Exercise objective »
Reproduce each record exactly, leaving nothing out.

Stored data »
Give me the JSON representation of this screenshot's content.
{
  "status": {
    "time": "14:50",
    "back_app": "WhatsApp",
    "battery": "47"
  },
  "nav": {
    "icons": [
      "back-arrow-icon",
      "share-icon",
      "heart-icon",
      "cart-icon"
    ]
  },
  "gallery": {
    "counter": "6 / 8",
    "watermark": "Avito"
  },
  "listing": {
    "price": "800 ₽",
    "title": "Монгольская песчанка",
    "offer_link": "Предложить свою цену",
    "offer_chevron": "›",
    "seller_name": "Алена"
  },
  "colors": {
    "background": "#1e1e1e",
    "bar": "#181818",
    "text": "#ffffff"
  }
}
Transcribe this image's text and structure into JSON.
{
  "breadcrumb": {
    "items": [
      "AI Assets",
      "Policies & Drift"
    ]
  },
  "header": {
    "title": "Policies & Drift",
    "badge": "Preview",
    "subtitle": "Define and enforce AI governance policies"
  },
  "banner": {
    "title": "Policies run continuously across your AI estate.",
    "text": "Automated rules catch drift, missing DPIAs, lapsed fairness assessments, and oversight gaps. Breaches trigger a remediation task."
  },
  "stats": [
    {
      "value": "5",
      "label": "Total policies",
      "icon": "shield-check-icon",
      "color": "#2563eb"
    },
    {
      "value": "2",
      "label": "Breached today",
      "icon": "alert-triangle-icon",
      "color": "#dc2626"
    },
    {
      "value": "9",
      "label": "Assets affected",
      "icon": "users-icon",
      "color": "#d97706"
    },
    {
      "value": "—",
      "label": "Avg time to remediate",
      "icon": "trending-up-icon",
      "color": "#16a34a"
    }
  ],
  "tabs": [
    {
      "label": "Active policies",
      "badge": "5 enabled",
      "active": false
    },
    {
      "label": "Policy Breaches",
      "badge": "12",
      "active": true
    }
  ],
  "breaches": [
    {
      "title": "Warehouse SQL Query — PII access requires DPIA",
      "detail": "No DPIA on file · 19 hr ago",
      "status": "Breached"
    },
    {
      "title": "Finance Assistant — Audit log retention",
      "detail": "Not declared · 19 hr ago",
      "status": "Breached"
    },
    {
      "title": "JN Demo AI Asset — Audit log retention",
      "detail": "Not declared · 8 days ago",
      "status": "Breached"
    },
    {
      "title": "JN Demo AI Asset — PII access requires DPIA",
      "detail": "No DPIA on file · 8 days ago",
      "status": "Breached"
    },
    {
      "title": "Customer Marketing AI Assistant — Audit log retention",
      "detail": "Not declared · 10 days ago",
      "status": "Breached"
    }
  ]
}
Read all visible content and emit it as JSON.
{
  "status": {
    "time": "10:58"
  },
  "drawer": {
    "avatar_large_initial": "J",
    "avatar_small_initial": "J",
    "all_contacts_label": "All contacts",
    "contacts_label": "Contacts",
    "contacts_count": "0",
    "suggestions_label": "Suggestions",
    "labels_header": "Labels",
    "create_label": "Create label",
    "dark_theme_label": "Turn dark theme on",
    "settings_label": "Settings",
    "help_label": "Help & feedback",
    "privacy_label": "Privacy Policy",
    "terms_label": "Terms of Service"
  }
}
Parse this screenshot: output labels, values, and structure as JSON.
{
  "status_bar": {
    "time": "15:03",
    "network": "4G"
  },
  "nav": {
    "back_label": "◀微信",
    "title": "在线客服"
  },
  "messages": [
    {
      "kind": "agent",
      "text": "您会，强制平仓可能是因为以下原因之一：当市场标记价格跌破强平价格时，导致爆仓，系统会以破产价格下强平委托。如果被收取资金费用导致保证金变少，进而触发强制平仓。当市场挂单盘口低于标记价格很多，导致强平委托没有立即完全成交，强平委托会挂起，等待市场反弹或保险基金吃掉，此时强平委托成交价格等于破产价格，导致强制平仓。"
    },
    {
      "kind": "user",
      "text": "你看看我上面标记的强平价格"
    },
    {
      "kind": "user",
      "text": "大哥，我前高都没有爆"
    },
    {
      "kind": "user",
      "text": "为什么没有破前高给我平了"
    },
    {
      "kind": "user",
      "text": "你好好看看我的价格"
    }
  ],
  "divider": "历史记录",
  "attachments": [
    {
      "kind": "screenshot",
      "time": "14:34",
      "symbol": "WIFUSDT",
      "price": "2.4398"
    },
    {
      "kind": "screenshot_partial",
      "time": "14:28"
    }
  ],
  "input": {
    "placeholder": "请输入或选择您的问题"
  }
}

Exercise response »
Give me the JSON representation of this screenshot's content.
{
  "status": {
    "time": "14:50",
    "back_app": "WhatsApp",
    "battery": "47"
  },
  "nav": {
    "icons": [
      "back-arrow-icon",
      "share-icon",
      "heart-icon",
      "cart-icon"
    ]
  },
  "gallery": {
    "counter": "6 / 8",
    "watermark": "Avito"
  },
  "listing": {
    "price": "800 ₽",
    "title": "Монгольская песчанка",
    "offer_link": "Предложить свою цену",
    "offer_chevron": "›",
    "seller_name": "Алена"
  },
  "colors": {
    "background": "#1e1e1e",
    "bar": "#181818",
    "text": "#ffffff"
  }
}
Transcribe this image's text and structure into JSON.
{
  "breadcrumb": {
    "items": [
      "AI Assets",
      "Policies & Drift"
    ]
  },
  "header": {
    "title": "Policies & Drift",
    "badge": "Preview",
    "subtitle": "Define and enforce AI governance policies"
  },
  "banner": {
    "title": "Policies run continuously across your AI estate.",
    "text": "Automated rules catch drift, missing DPIAs, lapsed fairness assessments, and oversight gaps. Breaches trigger a remediation task."
  },
  "stats": [
    {
      "value": "5",
      "label": "Total policies",
      "icon": "shield-check-icon",
      "color": "#2563eb"
    },
    {
      "value": "2",
      "label": "Breached today",
      "icon": "alert-triangle-icon",
      "color": "#dc2626"
    },
    {
      "value": "9",
      "label": "Assets affected",
      "icon": "users-icon",
      "color": "#d97706"
    },
    {
      "value": "—",
      "label": "Avg time to remediate",
      "icon": "trending-up-icon",
      "color": "#16a34a"
    }
  ],
  "tabs": [
    {
      "label": "Active policies",
      "badge": "5 enabled",
      "active": false
    },
    {
      "label": "Policy Breaches",
      "badge": "12",
      "active": true
    }
  ],
  "breaches": [
    {
      "title": "Warehouse SQL Query — PII access requires DPIA",
      "detail": "No DPIA on file · 19 hr ago",
      "status": "Breached"
    },
    {
      "title": "Finance Assistant — Audit log retention",
      "detail": "Not declared · 19 hr ago",
      "status": "Breached"
    },
    {
      "title": "JN Demo AI Asset — Audit log retention",
      "detail": "Not declared · 8 days ago",
      "status": "Breached"
    },
    {
      "title": "JN Demo AI Asset — PII access requires DPIA",
      "detail": "No DPIA on file · 8 days ago",
      "status": "Breached"
    },
    {
      "title": "Customer Marketing AI Assistant — Audit log retention",
      "detail": "Not declared · 10 days ago",
      "status": "Breached"
    }
  ]
}
Read all visible content and emit it as JSON.
{
  "status": {
    "time": "10:58"
  },
  "drawer": {
    "avatar_large_initial": "J",
    "avatar_small_initial": "J",
    "all_contacts_label": "All contacts",
    "contacts_label": "Contacts",
    "contacts_count": "0",
    "suggestions_label": "Suggestions",
    "labels_header": "Labels",
    "create_label": "Create label",
    "dark_theme_label": "Turn dark theme on",
    "settings_label": "Settings",
    "help_label": "Help & feedback",
    "privacy_label": "Privacy Policy",
    "terms_label": "Terms of Service"
  }
}
Parse this screenshot: output labels, values, and structure as JSON.
{
  "status_bar": {
    "time": "15:03",
    "network": "4G"
  },
  "nav": {
    "back_label": "◀微信",
    "title": "在线客服"
  },
  "messages": [
    {
      "kind": "agent",
      "text": "您会，强制平仓可能是因为以下原因之一：当市场标记价格跌破强平价格时，导致爆仓，系统会以破产价格下强平委托。如果被收取资金费用导致保证金变少，进而触发强制平仓。当市场挂单盘口低于标记价格很多，导致强平委托没有立即完全成交，强平委托会挂起，等待市场反弹或保险基金吃掉，此时强平委托成交价格等于破产价格，导致强制平仓。"
    },
    {
      "kind": "user",
      "text": "你看看我上面标记的强平价格"
    },
    {
      "kind": "user",
      "text": "大哥，我前高都没有爆"
    },
    {
      "kind": "user",
      "text": "为什么没有破前高给我平了"
    },
    {
      "kind": "user",
      "text": "你好好看看我的价格"
    }
  ],
  "divider": "历史记录",
  "attachments": [
    {
      "kind": "screenshot",
      "time": "14:34",
      "symbol": "WIFUSDT",
      "price": "2.4398"
    },
    {
      "kind": "screenshot_partial",
      "time": "14:28"
    }
  ],
  "input": {
    "placeholder": "请输入或选择您的问题"
  }
}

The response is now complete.